Saturday, May 27, 2006 7:47 PM
Space Mountain at Disneyland Paris has a very advanced system. The control tower and maintenance office got a computer screen that shows everything happening during the ride. If for example, the ride is having a malfunctioning trim brake, the ride will stop and show the message "trim brake xxx is not closing correctly". Across the park, the Temple of Peril coaster originally came with the system Dave described. The computer give a code for maintenance to interpret. In 2000, they upgraded it to the same system as Space Mountain. Would something like that helped in this situation?
Saturday, May 27, 2006 8:44 PM

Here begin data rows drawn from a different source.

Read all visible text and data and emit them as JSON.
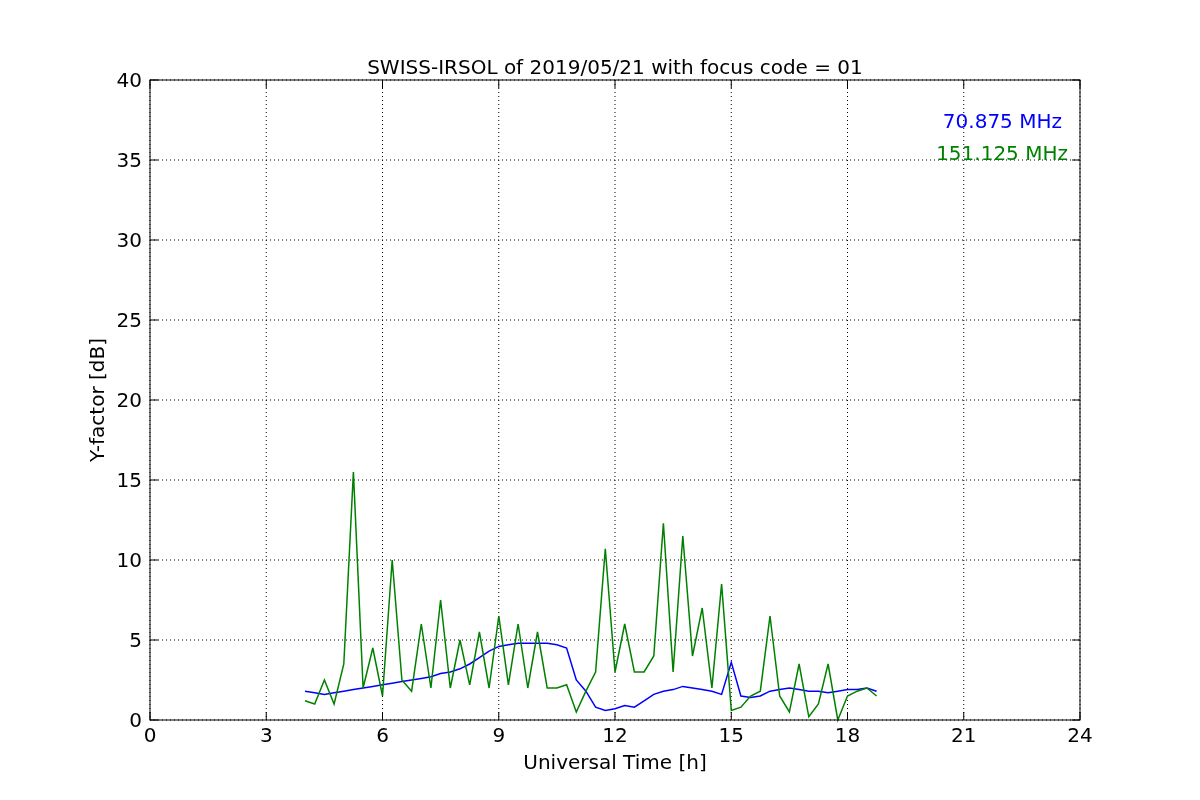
{
  "figure": {
    "chart_data": {
      "type": "line",
      "title": "SWISS-IRSOL of 2019/05/21 with focus code = 01",
      "xlabel": "Universal Time [h]",
      "ylabel": "Y-factor [dB]",
      "x": [
        4,
        4.25,
        4.5,
        4.75,
        5,
        5.25,
        5.5,
        5.75,
        6,
        6.25,
        6.5,
        6.75,
        7,
        7.25,
        7.5,
        7.75,
        8,
        8.25,
        8.5,
        8.75,
        9,
        9.25,
        9.5,
        9.75,
        10,
        10.25,
        10.5,
        10.75,
        11,
        11.25,
        11.5,
        11.75,
        12,
        12.25,
        12.5,
        12.75,
        13,
        13.25,
        13.5,
        13.75,
        14,
        14.25,
        14.5,
        14.75,
        15,
        15.25,
        15.5,
        15.75,
        16,
        16.25,
        16.5,
        16.75,
        17,
        17.25,
        17.5,
        17.75,
        18,
        18.25,
        18.5,
        18.75
      ],
      "series": [
        {
          "name": "70.875 MHz",
          "color": "#0000ff",
          "values": [
            1.8,
            1.7,
            1.6,
            1.7,
            1.8,
            1.9,
            2.0,
            2.1,
            2.2,
            2.3,
            2.4,
            2.5,
            2.6,
            2.7,
            2.9,
            3.0,
            3.2,
            3.5,
            3.9,
            4.3,
            4.6,
            4.7,
            4.8,
            4.8,
            4.8,
            4.8,
            4.7,
            4.5,
            2.5,
            1.8,
            0.8,
            0.6,
            0.7,
            0.9,
            0.8,
            1.2,
            1.6,
            1.8,
            1.9,
            2.1,
            2.0,
            1.9,
            1.8,
            1.6,
            3.6,
            1.5,
            1.4,
            1.5,
            1.8,
            1.9,
            2.0,
            1.9,
            1.8,
            1.8,
            1.7,
            1.8,
            1.9,
            1.9,
            2.0,
            1.8
          ]
        },
        {
          "name": "151.125 MHz",
          "color": "#008000",
          "values": [
            1.2,
            1.0,
            2.5,
            1.0,
            3.5,
            15.5,
            2.0,
            4.5,
            1.5,
            10.0,
            2.5,
            1.8,
            6.0,
            2.0,
            7.5,
            2.0,
            5.0,
            2.2,
            5.5,
            2.0,
            6.5,
            2.2,
            6.0,
            2.0,
            5.5,
            2.0,
            2.0,
            2.2,
            0.5,
            1.8,
            3.0,
            10.7,
            3.0,
            6.0,
            3.0,
            3.0,
            4.0,
            12.3,
            3.0,
            11.5,
            4.0,
            7.0,
            2.0,
            8.5,
            0.6,
            0.8,
            1.5,
            1.8,
            6.5,
            1.5,
            0.5,
            3.5,
            0.2,
            1.0,
            3.5,
            0.0,
            1.5,
            1.8,
            2.0,
            1.5
          ]
        }
      ],
      "grid": true,
      "xlim": [
        0,
        24
      ],
      "ylim": [
        0,
        40
      ],
      "xticks": [
        0,
        3,
        6,
        9,
        12,
        15,
        18,
        21,
        24
      ],
      "yticks": [
        0,
        5,
        10,
        15,
        20,
        25,
        30,
        35,
        40
      ]
    }
  }
}
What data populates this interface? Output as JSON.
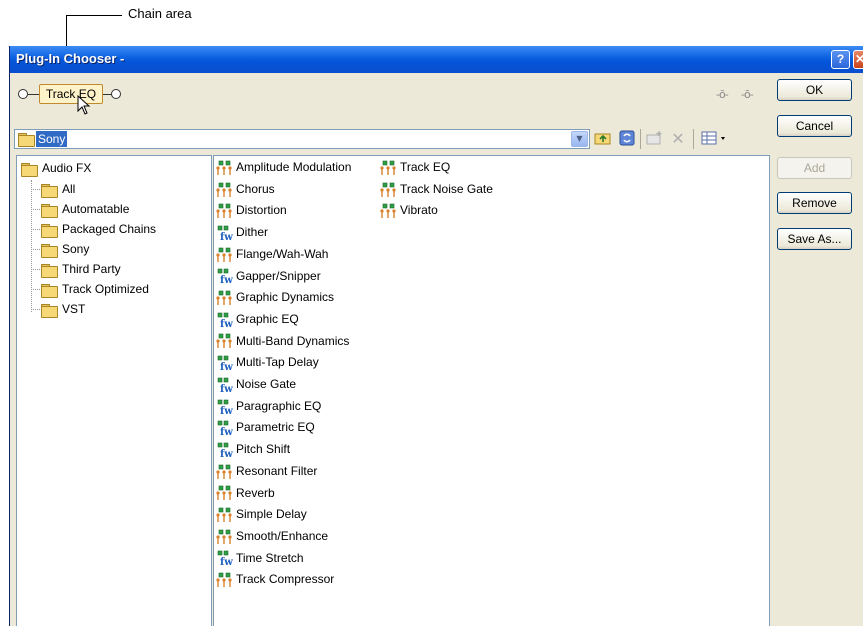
{
  "callout": {
    "text": "Chain area"
  },
  "window": {
    "title": "Plug-In Chooser -",
    "help_glyph": "?",
    "close_glyph": "✕"
  },
  "chain": {
    "item_label": "Track EQ"
  },
  "folder_selector": {
    "value": "Sony"
  },
  "buttons": {
    "ok": "OK",
    "cancel": "Cancel",
    "add": "Add",
    "remove": "Remove",
    "save_as": "Save As..."
  },
  "tree": {
    "root": "Audio FX",
    "children": [
      "All",
      "Automatable",
      "Packaged Chains",
      "Sony",
      "Third Party",
      "Track Optimized",
      "VST"
    ]
  },
  "plugins": [
    {
      "name": "Amplitude Modulation",
      "icon": "plugin-chain-icon"
    },
    {
      "name": "Chorus",
      "icon": "plugin-chain-icon"
    },
    {
      "name": "Distortion",
      "icon": "plugin-chain-icon"
    },
    {
      "name": "Dither",
      "icon": "plugin-fw-icon"
    },
    {
      "name": "Flange/Wah-Wah",
      "icon": "plugin-chain-icon"
    },
    {
      "name": "Gapper/Snipper",
      "icon": "plugin-fw-icon"
    },
    {
      "name": "Graphic Dynamics",
      "icon": "plugin-chain-icon"
    },
    {
      "name": "Graphic EQ",
      "icon": "plugin-fw-icon"
    },
    {
      "name": "Multi-Band Dynamics",
      "icon": "plugin-chain-icon"
    },
    {
      "name": "Multi-Tap Delay",
      "icon": "plugin-fw-icon"
    },
    {
      "name": "Noise Gate",
      "icon": "plugin-fw-icon"
    },
    {
      "name": "Paragraphic EQ",
      "icon": "plugin-fw-icon"
    },
    {
      "name": "Parametric EQ",
      "icon": "plugin-fw-icon"
    },
    {
      "name": "Pitch Shift",
      "icon": "plugin-fw-icon"
    },
    {
      "name": "Resonant Filter",
      "icon": "plugin-chain-icon"
    },
    {
      "name": "Reverb",
      "icon": "plugin-chain-icon"
    },
    {
      "name": "Simple Delay",
      "icon": "plugin-chain-icon"
    },
    {
      "name": "Smooth/Enhance",
      "icon": "plugin-chain-icon"
    },
    {
      "name": "Time Stretch",
      "icon": "plugin-fw-icon"
    },
    {
      "name": "Track Compressor",
      "icon": "plugin-chain-icon"
    },
    {
      "name": "Track EQ",
      "icon": "plugin-chain-icon"
    },
    {
      "name": "Track Noise Gate",
      "icon": "plugin-chain-icon"
    },
    {
      "name": "Vibrato",
      "icon": "plugin-chain-icon"
    }
  ]
}
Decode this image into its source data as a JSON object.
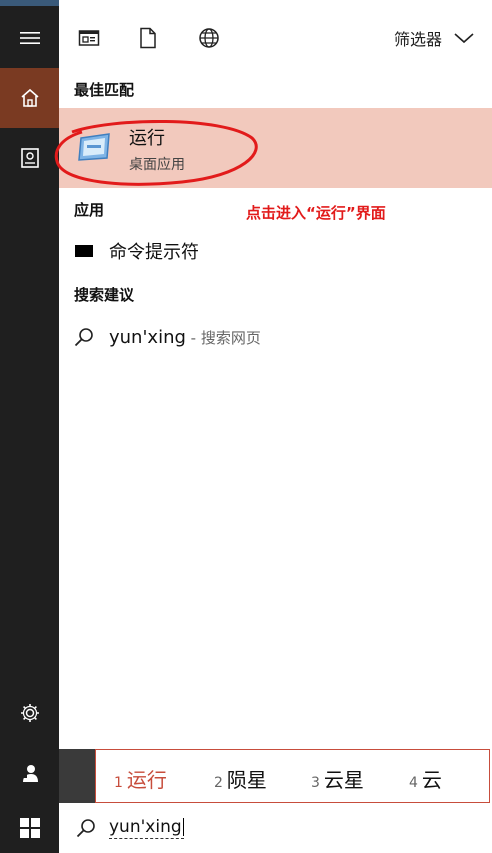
{
  "rail": {
    "items": [
      {
        "name": "menu-icon"
      },
      {
        "name": "home-icon",
        "active": true
      },
      {
        "name": "notebook-icon"
      },
      {
        "name": "settings-icon"
      },
      {
        "name": "user-icon"
      }
    ]
  },
  "topbar": {
    "filter_label": "筛选器"
  },
  "sections": {
    "best_match": "最佳匹配",
    "apps": "应用",
    "suggestions": "搜索建议"
  },
  "best_match_item": {
    "title": "运行",
    "subtitle": "桌面应用"
  },
  "annotation": {
    "text": "点击进入“运行”界面",
    "color": "#e21b1b"
  },
  "apps": [
    {
      "label": "命令提示符"
    }
  ],
  "suggestions": [
    {
      "query": "yun'xing",
      "suffix": " - 搜索网页"
    }
  ],
  "ime": {
    "candidates": [
      {
        "num": "1",
        "text": "运行"
      },
      {
        "num": "2",
        "text": "陨星"
      },
      {
        "num": "3",
        "text": "云星"
      },
      {
        "num": "4",
        "text": "云"
      }
    ]
  },
  "searchbox": {
    "value": "yun'xing"
  },
  "colors": {
    "accent": "#7a3a22",
    "highlight": "#f2c9bd",
    "ime_selected": "#c74d3c"
  }
}
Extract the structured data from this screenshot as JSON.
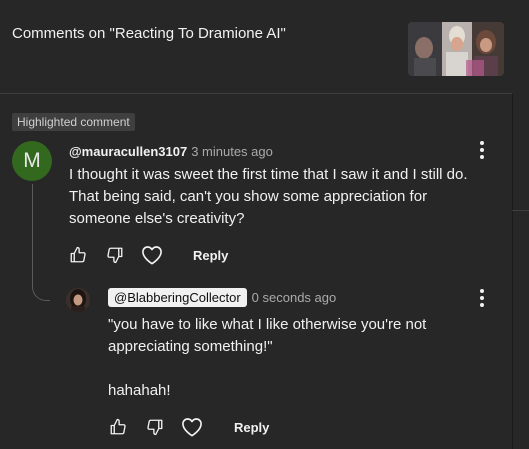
{
  "header": {
    "title": "Comments on \"Reacting To Dramione AI\""
  },
  "highlighted_label": "Highlighted comment",
  "comment": {
    "avatar_letter": "M",
    "author": "@mauracullen3107",
    "time": "3 minutes ago",
    "lines": [
      "I thought it was sweet the first time that I saw it and I still do.",
      "That being said, can't you show some appreciation for",
      "someone else's creativity?"
    ],
    "reply_label": "Reply"
  },
  "reply": {
    "author": "@BlabberingCollector",
    "time": "0 seconds ago",
    "lines": [
      "\"you have to like what I like otherwise you're not",
      "appreciating something!\"",
      "",
      "hahahah!"
    ],
    "reply_label": "Reply"
  },
  "colors": {
    "background": "#272727",
    "avatar_m": "#33691e",
    "badge": "#3f3f3f"
  }
}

No, because there are no active sensors monitoring every weld on the structure, and it wouldn't be practical to do so. This really is one of those very rare things that I don't think anyone would have ordinarily found, but I suspect from now on they'll do a visual check of the welds where the mounting brackets attach to the track.
Tuesday, May 30, 2006 12:16 AM
To my knowledge, there are no strain or stress gauges on coaster structures prediciting when a support or bracket will fail. This can be done, but it really isn't practical. The best method as Jeff mentioned would be to utilize a visual check. This approach is used by many parks.
When a coaster shows a fault, if the ride has a panelview, it will show a fault code. This fault code can be back tracked in the PLC program (usually Controllogix or RSlogix) and the sensor identifying the fault can be located. This will then show if the issue is a mechanical (train placement for example) or a electrical issue (bad drive, bad prox or cable for example). Once the sensor detecting the 'non-normal' situation has been found, the issue can be addressed. A bracket failue would never have been predicted by anything in the program. The only way to prevent it would have been with visual checks.
*** This post was edited by Jon Smith 5/30/2006 12:17:47 AM ***
Wednesday, May 31, 2006 5:50 PM
Knowning only a little about metal fatigue from my days as a Battlebots competitor I would agree that there is practically no way that you could engineer some kind of system to monitor general metal fatigue or "This peice is going to break RIGHT NOW" in real time.
There are ways to detect metal fatigue, and I would expect that it might be possible that in the future, during a routine maintanance check, if no other obvious signs are found, they might scan for it on "high use" areas of the ride such as the break runs or lift / launch areas...
Don't know though... it might not be that practical. As many have stated, this really was just a freak accident and thank goodness no one was seriously hurt.